● **Excerpts from an interface dataset**:
########################################
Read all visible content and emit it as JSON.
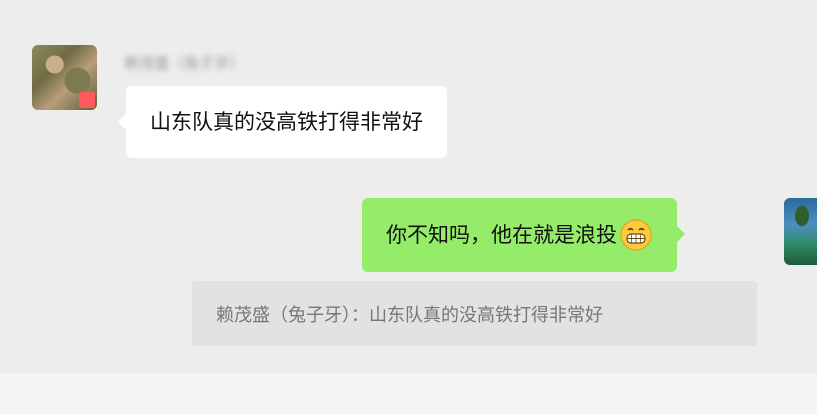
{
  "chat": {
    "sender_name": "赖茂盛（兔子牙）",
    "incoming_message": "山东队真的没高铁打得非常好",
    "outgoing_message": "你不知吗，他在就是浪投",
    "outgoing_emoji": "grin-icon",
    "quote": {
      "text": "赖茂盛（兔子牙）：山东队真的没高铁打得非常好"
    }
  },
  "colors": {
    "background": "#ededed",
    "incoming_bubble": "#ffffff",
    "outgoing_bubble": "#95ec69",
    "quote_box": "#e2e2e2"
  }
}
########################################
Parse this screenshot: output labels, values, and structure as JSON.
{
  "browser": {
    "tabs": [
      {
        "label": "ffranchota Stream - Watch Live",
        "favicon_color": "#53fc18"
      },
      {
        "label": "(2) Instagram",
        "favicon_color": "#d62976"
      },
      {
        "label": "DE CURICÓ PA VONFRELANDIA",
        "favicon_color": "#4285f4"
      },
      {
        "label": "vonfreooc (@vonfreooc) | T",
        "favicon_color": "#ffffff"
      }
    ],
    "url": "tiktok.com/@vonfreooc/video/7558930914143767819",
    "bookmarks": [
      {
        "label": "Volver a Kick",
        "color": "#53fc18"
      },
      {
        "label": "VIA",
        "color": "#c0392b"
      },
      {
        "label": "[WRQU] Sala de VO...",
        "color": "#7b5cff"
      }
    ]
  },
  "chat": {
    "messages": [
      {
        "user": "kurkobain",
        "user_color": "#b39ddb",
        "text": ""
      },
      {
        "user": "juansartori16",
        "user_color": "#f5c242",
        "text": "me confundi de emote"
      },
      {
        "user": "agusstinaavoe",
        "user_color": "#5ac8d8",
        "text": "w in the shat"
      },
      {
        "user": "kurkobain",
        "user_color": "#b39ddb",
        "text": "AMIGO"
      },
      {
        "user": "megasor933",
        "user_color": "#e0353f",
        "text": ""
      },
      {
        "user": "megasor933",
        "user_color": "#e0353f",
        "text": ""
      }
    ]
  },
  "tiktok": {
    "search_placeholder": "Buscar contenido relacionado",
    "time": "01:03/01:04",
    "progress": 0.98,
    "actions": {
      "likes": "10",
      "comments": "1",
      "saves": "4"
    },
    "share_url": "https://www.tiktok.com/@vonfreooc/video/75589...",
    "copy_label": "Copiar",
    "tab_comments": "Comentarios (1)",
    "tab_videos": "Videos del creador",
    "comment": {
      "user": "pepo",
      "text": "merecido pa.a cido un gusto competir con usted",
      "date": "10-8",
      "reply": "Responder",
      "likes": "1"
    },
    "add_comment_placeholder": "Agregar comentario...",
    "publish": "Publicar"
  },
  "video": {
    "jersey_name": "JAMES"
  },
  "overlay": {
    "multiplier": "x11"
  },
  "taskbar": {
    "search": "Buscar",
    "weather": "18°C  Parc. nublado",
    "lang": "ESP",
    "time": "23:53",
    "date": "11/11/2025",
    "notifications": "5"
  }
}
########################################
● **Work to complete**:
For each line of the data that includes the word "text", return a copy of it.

● **Result of the task**:
      "text": "赖茂盛（兔子牙）：山东队真的没高铁打得非常好"
        "text": ""
        "text": "me confundi de emote"
        "text": "w in the shat"
        "text": "AMIGO"
        "text": ""
        "text": ""
      "text": "merecido pa.a cido un gusto competir con usted",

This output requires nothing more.